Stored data
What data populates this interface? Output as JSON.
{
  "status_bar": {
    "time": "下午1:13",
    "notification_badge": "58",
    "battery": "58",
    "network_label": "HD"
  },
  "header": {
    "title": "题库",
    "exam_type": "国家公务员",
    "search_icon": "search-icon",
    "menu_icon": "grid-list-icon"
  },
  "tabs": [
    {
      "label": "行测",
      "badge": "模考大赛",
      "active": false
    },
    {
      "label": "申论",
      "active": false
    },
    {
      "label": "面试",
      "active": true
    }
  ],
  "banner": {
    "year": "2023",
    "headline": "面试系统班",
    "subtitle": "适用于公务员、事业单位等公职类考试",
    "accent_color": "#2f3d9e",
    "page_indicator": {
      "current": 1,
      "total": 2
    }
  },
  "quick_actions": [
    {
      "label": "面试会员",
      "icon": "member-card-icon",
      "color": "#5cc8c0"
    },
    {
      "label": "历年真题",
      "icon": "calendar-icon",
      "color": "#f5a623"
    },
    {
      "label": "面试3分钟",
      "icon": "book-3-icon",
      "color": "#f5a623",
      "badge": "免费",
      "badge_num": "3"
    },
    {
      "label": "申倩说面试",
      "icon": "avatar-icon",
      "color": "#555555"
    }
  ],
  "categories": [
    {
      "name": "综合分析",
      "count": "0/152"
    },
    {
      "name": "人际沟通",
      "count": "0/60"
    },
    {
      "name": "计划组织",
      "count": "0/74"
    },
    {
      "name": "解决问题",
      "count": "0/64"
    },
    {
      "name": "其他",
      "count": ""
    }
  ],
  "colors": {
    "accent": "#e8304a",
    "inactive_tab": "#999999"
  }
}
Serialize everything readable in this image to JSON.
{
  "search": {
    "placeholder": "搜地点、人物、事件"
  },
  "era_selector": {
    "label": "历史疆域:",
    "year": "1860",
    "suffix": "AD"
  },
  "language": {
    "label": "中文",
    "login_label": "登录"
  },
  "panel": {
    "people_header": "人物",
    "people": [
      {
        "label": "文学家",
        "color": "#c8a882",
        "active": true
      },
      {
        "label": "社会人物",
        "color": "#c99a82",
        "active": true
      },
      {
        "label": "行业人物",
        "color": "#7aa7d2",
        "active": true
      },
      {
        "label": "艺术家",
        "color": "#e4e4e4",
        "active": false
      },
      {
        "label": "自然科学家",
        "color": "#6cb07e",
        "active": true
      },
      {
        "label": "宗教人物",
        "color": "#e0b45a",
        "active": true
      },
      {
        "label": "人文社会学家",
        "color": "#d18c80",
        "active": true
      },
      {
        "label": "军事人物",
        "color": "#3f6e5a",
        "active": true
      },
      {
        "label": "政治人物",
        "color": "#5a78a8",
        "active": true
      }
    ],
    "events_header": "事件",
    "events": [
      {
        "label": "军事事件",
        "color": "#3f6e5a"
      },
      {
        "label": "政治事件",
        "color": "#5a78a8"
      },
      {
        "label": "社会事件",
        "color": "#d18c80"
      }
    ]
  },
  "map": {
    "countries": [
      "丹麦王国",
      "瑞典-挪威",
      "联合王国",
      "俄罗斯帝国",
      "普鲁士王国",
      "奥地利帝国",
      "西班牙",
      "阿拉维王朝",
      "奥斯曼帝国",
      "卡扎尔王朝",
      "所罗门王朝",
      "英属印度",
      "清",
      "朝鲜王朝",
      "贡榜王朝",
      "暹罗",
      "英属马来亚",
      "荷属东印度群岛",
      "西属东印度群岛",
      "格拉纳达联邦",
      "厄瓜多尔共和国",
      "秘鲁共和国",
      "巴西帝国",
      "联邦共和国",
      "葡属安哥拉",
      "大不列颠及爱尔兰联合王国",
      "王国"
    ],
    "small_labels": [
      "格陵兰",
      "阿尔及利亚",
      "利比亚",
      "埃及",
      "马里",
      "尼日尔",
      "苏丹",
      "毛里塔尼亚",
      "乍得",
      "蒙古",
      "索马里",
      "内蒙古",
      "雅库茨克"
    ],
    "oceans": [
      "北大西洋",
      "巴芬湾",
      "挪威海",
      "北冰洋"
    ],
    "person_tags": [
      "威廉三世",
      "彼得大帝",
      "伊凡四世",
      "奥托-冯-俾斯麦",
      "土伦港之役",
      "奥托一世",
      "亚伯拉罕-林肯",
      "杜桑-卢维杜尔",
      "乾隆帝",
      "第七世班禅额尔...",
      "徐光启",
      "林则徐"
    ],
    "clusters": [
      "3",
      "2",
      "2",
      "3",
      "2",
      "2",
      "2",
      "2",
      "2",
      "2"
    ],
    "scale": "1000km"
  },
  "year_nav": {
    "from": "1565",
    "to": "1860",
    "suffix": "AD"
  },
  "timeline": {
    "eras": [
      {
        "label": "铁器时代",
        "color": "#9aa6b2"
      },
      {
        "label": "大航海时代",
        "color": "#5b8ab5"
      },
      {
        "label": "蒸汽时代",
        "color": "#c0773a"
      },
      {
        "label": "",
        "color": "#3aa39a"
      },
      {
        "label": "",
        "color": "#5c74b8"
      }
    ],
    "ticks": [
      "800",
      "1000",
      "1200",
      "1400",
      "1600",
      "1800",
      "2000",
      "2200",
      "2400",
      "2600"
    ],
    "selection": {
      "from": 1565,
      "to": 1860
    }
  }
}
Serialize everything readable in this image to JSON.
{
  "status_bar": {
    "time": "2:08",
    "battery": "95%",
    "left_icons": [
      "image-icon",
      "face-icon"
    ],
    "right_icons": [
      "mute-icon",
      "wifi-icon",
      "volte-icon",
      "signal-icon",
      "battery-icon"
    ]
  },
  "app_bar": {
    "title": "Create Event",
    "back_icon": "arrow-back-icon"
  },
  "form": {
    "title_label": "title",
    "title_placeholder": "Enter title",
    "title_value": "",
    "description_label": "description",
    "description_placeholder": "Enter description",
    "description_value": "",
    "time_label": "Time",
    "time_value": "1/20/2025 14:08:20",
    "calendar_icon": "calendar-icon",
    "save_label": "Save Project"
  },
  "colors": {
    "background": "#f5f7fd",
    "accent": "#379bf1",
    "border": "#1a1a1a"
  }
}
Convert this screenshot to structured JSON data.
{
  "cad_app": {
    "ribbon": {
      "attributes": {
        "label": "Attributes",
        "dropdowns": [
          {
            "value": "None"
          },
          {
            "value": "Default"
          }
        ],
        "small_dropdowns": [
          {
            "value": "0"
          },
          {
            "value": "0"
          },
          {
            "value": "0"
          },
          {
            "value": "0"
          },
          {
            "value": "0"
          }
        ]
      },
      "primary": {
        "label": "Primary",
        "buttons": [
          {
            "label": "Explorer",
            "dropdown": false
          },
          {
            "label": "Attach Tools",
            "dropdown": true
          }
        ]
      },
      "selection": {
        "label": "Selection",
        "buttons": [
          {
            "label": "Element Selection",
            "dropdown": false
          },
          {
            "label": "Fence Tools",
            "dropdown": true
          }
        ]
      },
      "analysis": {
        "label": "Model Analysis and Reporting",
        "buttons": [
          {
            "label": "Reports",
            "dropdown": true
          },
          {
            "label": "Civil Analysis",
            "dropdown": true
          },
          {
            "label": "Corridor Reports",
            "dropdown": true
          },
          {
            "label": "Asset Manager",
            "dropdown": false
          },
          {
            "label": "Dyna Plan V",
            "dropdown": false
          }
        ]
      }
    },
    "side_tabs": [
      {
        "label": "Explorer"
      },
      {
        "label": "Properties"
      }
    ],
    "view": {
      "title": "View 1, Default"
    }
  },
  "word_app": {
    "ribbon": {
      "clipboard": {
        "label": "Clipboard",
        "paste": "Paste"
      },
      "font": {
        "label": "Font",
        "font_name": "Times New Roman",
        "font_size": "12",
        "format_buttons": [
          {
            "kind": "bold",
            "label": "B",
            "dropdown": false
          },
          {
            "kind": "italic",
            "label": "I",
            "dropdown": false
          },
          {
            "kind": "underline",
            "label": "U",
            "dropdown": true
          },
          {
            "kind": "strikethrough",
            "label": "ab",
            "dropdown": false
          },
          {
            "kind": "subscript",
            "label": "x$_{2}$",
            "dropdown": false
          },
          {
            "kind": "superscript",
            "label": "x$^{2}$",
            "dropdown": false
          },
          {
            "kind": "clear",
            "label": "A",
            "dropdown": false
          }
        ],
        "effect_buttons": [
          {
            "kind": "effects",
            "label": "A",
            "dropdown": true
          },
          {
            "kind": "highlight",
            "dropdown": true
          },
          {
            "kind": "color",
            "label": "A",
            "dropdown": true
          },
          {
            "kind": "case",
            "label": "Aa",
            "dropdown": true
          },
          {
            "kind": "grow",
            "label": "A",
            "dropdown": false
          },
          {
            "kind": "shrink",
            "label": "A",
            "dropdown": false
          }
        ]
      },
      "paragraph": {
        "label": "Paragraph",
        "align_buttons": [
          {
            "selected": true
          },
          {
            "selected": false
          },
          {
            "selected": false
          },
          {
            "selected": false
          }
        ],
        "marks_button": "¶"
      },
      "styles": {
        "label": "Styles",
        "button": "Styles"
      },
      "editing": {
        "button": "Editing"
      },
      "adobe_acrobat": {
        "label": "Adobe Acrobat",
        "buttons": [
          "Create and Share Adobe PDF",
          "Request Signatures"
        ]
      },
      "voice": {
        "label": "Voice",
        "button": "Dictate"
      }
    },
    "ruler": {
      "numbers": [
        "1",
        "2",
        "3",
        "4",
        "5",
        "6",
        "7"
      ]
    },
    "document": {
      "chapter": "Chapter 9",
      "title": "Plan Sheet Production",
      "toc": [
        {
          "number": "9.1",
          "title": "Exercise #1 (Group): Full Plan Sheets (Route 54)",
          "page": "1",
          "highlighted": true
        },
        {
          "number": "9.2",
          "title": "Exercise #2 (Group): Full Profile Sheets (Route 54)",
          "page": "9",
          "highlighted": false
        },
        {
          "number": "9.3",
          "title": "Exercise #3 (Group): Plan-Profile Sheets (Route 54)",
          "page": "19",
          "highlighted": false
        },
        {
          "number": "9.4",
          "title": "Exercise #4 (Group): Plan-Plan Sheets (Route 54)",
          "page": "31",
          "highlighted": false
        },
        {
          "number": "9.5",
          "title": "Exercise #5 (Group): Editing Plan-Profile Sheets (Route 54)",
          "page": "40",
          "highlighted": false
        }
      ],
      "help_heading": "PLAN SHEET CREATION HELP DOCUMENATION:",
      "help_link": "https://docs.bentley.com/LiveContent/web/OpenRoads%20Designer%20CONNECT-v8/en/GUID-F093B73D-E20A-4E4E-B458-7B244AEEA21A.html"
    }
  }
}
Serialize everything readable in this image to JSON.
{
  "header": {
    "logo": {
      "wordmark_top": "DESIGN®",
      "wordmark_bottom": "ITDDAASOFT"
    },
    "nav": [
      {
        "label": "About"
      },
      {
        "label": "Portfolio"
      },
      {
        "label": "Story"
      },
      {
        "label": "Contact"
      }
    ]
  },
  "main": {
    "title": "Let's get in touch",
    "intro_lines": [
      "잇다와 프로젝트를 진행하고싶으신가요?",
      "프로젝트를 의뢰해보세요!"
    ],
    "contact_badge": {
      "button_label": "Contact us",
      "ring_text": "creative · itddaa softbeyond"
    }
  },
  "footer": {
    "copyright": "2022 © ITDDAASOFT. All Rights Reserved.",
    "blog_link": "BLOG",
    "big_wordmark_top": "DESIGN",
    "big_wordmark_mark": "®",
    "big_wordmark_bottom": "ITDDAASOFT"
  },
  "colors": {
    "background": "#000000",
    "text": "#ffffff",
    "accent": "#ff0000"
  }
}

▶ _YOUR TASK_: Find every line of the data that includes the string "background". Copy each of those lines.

▶ _TASK ANSWER_:
    "background": "#f5f7fd",
    "background": "#000000",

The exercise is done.